x Abu Dhabi, UAESunday 23 July 2017

Rivals Giants and Dodgers take on fan violence jointly

Players make it clear there should be no repeat of the assault on Giants fan Bryan Stow during their season opener that left him in a medically-induced coma.

SAN FRANCISCO // The Giants reliever Jeremy Affeldt and Los Angeles Dodgers second baseman Jamey Carroll came together for a joint message on behalf of their teams: This rivalry must stay on the field, without violence and hatred.

Players from both clubs gathered on the pitcher's mound before their series opener at AT&T Park last night to make clear there should be no repeat of the events following their season opener March 31 in which longtime Giants fan Bryan Stow was assaulted outside Dodger Stadium and left in a medically induced coma.

With heightened security at the waterfront ballpark, the teams took the field for a game dedicated to the 42-year-old Stow, a paramedic from nearby Santa Cruz and father of two.

"There's no room in this game for hatred and violence.
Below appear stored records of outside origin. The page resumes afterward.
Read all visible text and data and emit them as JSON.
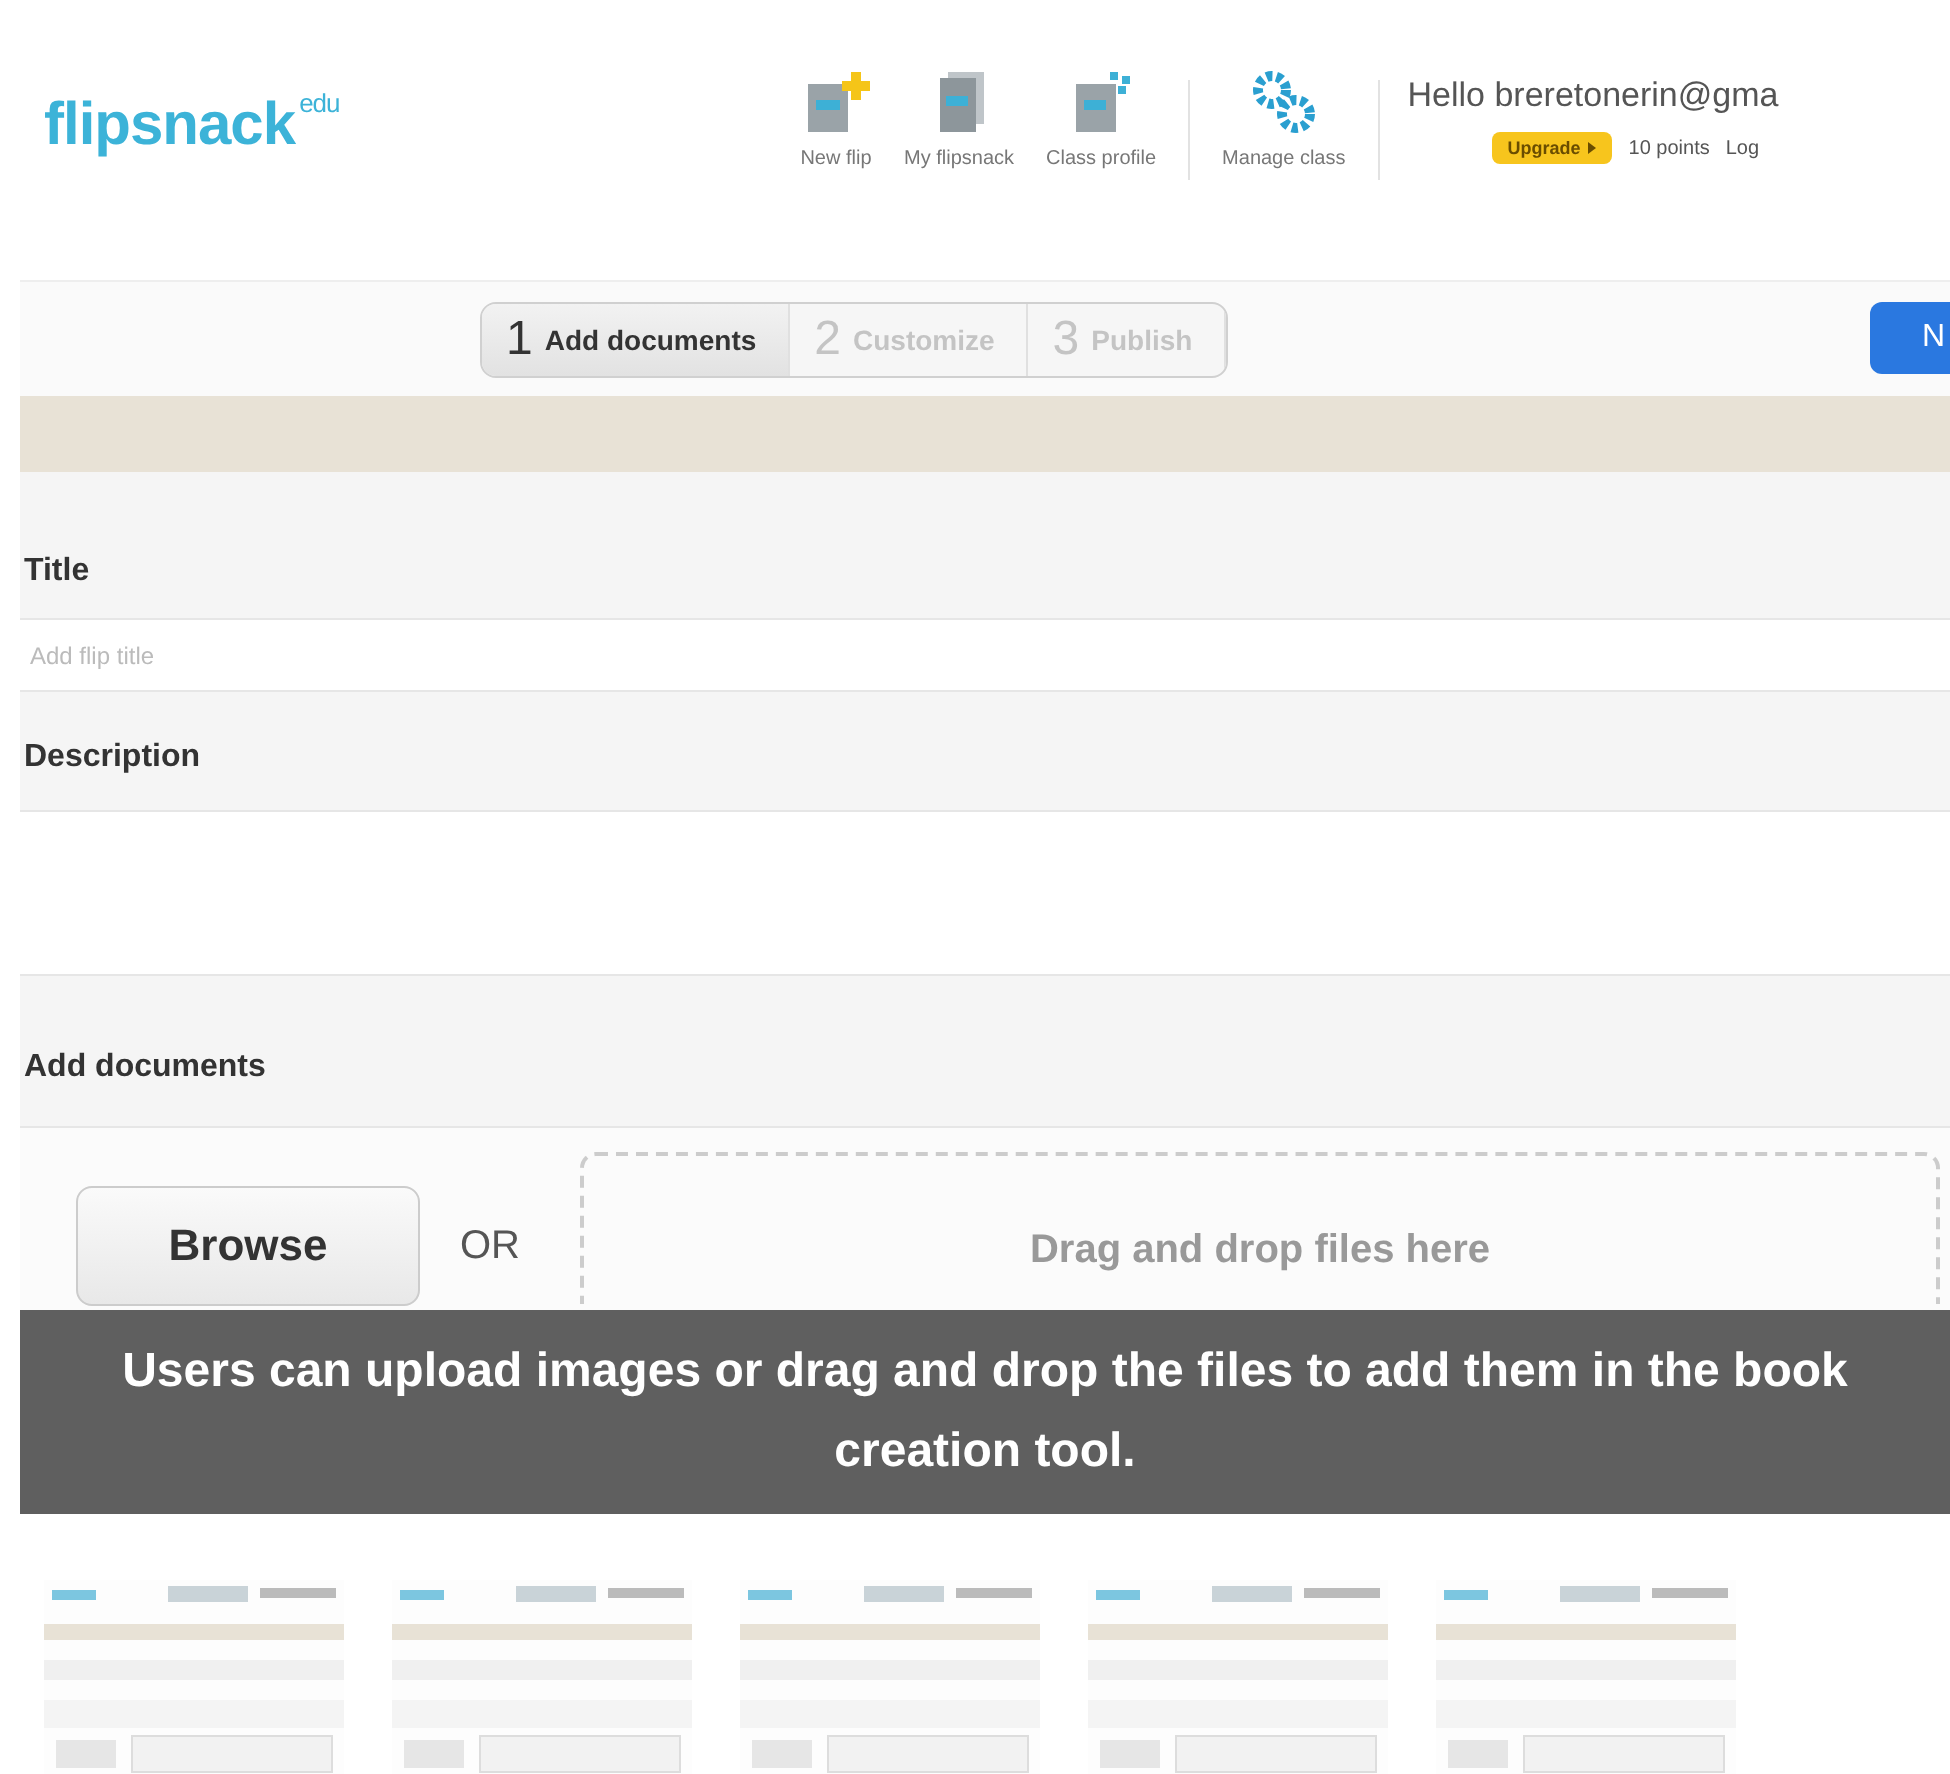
{
  "header": {
    "logo": "flipsnack",
    "logo_sup": "edu",
    "nav": [
      {
        "kind": "new",
        "label": "New flip"
      },
      {
        "kind": "stack",
        "label": "My flipsnack"
      },
      {
        "kind": "profile",
        "label": "Class profile"
      },
      {
        "kind": "gears",
        "label": "Manage class"
      }
    ],
    "greeting": "Hello breretonerin@gma",
    "upgrade": "Upgrade",
    "points": "10 points",
    "logout": "Log"
  },
  "steps": [
    {
      "number": "1",
      "label": "Add documents",
      "selected": true
    },
    {
      "number": "2",
      "label": "Customize",
      "selected": false
    },
    {
      "number": "3",
      "label": "Publish",
      "selected": false
    }
  ],
  "next_button": "N",
  "form": {
    "title_label": "Title",
    "title_placeholder": "Add flip title",
    "description_label": "Description",
    "documents_label": "Add documents",
    "browse": "Browse",
    "or": "OR",
    "dropzone": "Drag and drop files here"
  },
  "caption": "Users can upload images or drag and drop the files to add them in the book creation tool."
}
It is about respect," Carroll told the sellout crowd, which applauded his remarks. "This is America's national pastime and let's keep it that way."

A photo of Stow showed on the main center-field scoreboard along with his two children as both teams removed their caps in a quiet moment of reflection.

Affeldt thanked fans for their generous financial and emotional support to help Stow and his family - then he spoke of the need for respect on both sides. The team and Stow's employer, American Medical Response, collected money outside and inside the ballpark for a fund set up to help pay his medical bills.

"I don't have to tell you about the Dodgers-Giants, it's one of the most storied rivalries in the history of the game but in honoring that rivalry and honoring the Stow family, you have to remember when these two teams get on the field and play, we're competitive," Affeldt said. "But when the last out is made, that rivalry ends on the field, so please respect that."

The Giants presented former infielder Juan Uribe - now wearing the rival Dodger Blue - with his World Series ring from last year in a presentation on the field, two days after San Francisco's players received theirs. Uribe waved his cap when called out of the visitor's dugout to a standing ovation, then received hugs and handshakes from his former teammates before being handed his ring by managing general partner Bill Neukom.

San Francisco manager Bruce Bochy hoped that gesture would provide a positive sign to fans about sportsmanship.

"We're playing each other and we're competitive and rivals but let's leave it at that," Bochy said. "Our thoughts are with Bryan Stow. This shouldn't happen. We're hoping to send a message tonight so it doesn't become a bigger problem."

The Giants dedicated Monday's game to Stow. The Dodgers also tossed four baseballs to fans as they came off the field from batting practice - not a regular practice of the visiting team.

Monday's game marked the first meeting of the year played in San Francisco since Stow was severely beaten by two men in Dodgers gear in a stadium parking lot.

Stow has been in critical condition in a medically induced coma at Los Angeles County-USC Hospital since the attack. No arrests have been made despite a $150,000 reward.

Dodgers center fielder Matt Kemp expressed sadness about what happened to Stow.

"That's a terrible thing what happened to that man," Kemp said. "It's a rivalry but it's not so serious to almost take somebody's life. This guy is never going to be same again over wearing the wrong jersey."